**Task:** Copy out each line of the data that holds the string "JSON".

[Items from a dataset]
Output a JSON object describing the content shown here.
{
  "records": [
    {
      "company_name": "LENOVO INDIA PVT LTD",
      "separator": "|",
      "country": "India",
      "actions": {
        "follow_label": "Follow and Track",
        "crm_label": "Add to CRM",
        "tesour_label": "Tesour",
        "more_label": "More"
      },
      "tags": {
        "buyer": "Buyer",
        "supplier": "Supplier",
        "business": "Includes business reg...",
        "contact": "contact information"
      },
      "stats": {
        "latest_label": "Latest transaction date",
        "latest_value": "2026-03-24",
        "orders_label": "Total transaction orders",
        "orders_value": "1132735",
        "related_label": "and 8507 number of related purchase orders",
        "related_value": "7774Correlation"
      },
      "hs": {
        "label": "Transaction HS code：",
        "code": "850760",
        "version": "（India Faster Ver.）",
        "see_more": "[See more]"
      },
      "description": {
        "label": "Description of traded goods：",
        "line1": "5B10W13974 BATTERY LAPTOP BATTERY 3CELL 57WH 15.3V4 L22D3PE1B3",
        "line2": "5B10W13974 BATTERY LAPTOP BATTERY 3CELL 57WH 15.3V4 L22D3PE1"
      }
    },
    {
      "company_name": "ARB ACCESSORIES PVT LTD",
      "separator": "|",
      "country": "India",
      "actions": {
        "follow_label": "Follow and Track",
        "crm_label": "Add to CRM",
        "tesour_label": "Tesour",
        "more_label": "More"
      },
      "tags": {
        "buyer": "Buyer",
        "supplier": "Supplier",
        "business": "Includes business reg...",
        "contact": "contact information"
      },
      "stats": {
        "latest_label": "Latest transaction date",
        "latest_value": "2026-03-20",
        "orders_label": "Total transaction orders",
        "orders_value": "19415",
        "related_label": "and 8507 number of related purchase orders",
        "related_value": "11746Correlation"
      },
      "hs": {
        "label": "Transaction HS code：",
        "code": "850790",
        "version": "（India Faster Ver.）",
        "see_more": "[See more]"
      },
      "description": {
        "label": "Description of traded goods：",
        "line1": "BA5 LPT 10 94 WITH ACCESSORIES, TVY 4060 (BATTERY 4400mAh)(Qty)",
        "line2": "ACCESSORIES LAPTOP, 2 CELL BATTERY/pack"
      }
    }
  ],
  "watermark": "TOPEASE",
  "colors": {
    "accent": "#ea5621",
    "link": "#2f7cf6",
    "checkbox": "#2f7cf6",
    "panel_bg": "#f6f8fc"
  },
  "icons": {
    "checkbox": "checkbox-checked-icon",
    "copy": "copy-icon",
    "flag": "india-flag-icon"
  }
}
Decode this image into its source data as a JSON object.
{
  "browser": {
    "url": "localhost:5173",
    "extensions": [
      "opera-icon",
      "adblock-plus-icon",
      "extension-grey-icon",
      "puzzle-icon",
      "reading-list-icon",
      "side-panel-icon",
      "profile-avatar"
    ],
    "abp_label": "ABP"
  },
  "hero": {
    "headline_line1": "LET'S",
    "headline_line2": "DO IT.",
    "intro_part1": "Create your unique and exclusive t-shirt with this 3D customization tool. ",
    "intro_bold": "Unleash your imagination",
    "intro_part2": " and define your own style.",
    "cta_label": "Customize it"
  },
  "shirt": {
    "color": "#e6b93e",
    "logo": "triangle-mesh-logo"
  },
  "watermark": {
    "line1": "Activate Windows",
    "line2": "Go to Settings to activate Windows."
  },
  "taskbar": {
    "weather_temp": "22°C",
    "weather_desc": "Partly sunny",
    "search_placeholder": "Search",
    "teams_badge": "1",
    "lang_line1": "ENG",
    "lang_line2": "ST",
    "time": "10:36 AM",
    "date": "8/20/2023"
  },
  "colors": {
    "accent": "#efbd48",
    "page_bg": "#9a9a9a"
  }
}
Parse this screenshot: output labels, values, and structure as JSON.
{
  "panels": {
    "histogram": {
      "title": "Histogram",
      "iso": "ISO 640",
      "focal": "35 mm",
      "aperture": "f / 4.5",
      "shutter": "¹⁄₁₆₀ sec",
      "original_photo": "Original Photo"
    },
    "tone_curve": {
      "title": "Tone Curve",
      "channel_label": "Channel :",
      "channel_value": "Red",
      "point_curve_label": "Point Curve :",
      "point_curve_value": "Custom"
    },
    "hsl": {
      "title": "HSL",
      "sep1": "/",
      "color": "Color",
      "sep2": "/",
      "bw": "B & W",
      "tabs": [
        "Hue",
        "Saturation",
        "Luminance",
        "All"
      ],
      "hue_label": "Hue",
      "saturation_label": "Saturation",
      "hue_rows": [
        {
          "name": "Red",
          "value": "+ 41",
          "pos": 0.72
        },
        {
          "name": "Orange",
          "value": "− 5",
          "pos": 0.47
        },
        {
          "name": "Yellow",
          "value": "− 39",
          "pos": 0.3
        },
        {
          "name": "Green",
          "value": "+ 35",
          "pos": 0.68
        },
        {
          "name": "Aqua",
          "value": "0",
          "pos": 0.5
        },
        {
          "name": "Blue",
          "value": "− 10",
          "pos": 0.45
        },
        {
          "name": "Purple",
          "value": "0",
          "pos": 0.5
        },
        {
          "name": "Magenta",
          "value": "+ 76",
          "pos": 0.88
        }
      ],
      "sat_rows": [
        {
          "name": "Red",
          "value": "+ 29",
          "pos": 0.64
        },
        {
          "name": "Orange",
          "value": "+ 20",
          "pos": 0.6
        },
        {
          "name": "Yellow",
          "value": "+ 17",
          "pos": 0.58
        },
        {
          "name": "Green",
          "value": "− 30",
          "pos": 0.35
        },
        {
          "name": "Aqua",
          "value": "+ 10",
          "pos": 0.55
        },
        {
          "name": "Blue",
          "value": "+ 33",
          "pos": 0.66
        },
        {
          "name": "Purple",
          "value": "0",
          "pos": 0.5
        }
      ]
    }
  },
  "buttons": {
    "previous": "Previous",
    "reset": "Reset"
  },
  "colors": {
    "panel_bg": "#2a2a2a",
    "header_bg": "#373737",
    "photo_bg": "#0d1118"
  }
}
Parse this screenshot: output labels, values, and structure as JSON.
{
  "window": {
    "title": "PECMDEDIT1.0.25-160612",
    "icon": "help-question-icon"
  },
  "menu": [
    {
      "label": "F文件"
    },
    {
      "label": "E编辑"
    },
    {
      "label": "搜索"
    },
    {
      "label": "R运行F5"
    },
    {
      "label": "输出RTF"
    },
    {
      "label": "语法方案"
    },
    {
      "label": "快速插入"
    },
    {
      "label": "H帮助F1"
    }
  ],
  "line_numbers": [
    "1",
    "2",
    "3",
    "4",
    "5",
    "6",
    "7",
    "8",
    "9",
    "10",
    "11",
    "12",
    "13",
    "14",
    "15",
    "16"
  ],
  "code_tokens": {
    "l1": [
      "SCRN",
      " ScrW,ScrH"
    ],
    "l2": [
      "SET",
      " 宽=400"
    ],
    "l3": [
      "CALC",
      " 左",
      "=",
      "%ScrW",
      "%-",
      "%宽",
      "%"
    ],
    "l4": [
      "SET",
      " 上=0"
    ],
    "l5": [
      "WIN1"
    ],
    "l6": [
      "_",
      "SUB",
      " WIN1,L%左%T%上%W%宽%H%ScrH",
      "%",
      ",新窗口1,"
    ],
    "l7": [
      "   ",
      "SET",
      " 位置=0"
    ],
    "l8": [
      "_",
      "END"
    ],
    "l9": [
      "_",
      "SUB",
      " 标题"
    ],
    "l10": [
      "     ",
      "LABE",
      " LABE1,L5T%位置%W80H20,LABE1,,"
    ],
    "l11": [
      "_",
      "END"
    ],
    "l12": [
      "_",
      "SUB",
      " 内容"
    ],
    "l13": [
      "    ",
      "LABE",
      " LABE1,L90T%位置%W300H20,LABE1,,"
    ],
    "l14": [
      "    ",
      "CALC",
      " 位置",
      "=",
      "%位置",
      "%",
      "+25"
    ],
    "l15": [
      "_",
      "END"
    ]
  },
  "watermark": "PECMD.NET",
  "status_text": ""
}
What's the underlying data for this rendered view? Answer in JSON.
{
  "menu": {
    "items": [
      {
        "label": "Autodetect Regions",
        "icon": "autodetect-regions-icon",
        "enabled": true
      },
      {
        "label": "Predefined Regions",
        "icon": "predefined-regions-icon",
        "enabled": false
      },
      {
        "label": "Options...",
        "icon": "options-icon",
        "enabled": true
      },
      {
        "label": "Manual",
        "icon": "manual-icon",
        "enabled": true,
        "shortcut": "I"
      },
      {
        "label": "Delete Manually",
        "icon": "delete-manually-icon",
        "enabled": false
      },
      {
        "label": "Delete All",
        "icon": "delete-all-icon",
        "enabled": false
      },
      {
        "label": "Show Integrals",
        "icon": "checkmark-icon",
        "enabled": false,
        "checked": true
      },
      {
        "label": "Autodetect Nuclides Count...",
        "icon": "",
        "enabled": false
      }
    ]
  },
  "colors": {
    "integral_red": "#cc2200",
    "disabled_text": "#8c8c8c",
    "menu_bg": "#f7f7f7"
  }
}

**Response to this task:**
Output a JSON object describing the content shown here.
Decode this image into its source data as a JSON object.
Parse this screenshot: output labels, values, and structure as JSON.
Parse this screenshot: output labels, values, and structure as JSON.
What's the underlying data for this rendered view? Answer in JSON.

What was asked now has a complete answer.